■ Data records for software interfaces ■
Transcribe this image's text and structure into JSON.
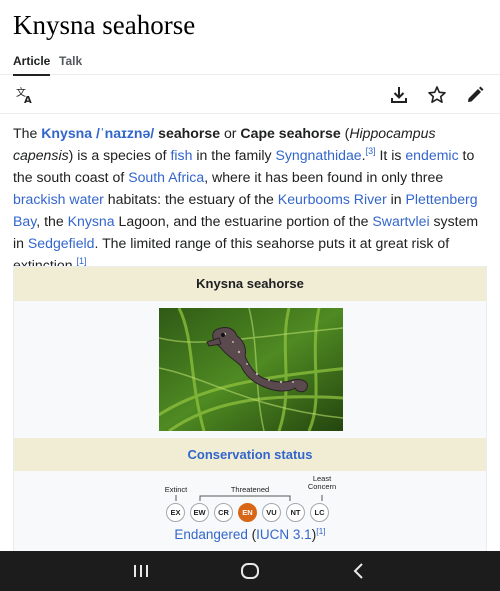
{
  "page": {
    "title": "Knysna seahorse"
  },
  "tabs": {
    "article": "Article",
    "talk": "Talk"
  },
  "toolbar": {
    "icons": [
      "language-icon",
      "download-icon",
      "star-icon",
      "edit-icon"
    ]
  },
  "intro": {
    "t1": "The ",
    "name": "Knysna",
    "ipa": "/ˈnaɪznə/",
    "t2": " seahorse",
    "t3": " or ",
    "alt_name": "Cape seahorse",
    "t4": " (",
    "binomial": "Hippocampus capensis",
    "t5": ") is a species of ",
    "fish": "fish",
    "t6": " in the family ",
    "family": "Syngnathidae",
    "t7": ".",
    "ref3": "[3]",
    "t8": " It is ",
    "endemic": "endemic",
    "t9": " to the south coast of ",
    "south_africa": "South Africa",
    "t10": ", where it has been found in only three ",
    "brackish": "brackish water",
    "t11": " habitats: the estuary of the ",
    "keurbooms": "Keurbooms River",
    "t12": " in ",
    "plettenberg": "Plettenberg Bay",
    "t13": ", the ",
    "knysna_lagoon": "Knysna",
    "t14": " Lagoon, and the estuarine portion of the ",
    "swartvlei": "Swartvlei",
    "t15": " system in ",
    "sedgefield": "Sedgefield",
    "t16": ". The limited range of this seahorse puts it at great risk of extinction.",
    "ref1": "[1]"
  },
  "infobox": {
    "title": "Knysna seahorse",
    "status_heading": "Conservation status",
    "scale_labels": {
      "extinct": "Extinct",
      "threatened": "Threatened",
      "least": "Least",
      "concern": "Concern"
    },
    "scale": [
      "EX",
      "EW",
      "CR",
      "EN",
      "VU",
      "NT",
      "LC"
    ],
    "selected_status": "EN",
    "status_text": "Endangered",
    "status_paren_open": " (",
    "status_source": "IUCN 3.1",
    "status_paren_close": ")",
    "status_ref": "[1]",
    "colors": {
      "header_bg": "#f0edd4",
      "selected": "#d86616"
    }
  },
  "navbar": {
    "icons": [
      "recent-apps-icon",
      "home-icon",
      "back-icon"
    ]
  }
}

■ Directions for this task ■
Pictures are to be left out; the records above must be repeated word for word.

■ Exercise result ■
Transcribe this image's text and structure into JSON.
{
  "page": {
    "title": "Knysna seahorse"
  },
  "tabs": {
    "article": "Article",
    "talk": "Talk"
  },
  "toolbar": {
    "icons": [
      "language-icon",
      "download-icon",
      "star-icon",
      "edit-icon"
    ]
  },
  "intro": {
    "t1": "The ",
    "name": "Knysna",
    "ipa": "/ˈnaɪznə/",
    "t2": " seahorse",
    "t3": " or ",
    "alt_name": "Cape seahorse",
    "t4": " (",
    "binomial": "Hippocampus capensis",
    "t5": ") is a species of ",
    "fish": "fish",
    "t6": " in the family ",
    "family": "Syngnathidae",
    "t7": ".",
    "ref3": "[3]",
    "t8": " It is ",
    "endemic": "endemic",
    "t9": " to the south coast of ",
    "south_africa": "South Africa",
    "t10": ", where it has been found in only three ",
    "brackish": "brackish water",
    "t11": " habitats: the estuary of the ",
    "keurbooms": "Keurbooms River",
    "t12": " in ",
    "plettenberg": "Plettenberg Bay",
    "t13": ", the ",
    "knysna_lagoon": "Knysna",
    "t14": " Lagoon, and the estuarine portion of the ",
    "swartvlei": "Swartvlei",
    "t15": " system in ",
    "sedgefield": "Sedgefield",
    "t16": ". The limited range of this seahorse puts it at great risk of extinction.",
    "ref1": "[1]"
  },
  "infobox": {
    "title": "Knysna seahorse",
    "status_heading": "Conservation status",
    "scale_labels": {
      "extinct": "Extinct",
      "threatened": "Threatened",
      "least": "Least",
      "concern": "Concern"
    },
    "scale": [
      "EX",
      "EW",
      "CR",
      "EN",
      "VU",
      "NT",
      "LC"
    ],
    "selected_status": "EN",
    "status_text": "Endangered",
    "status_paren_open": " (",
    "status_source": "IUCN 3.1",
    "status_paren_close": ")",
    "status_ref": "[1]",
    "colors": {
      "header_bg": "#f0edd4",
      "selected": "#d86616"
    }
  },
  "navbar": {
    "icons": [
      "recent-apps-icon",
      "home-icon",
      "back-icon"
    ]
  }
}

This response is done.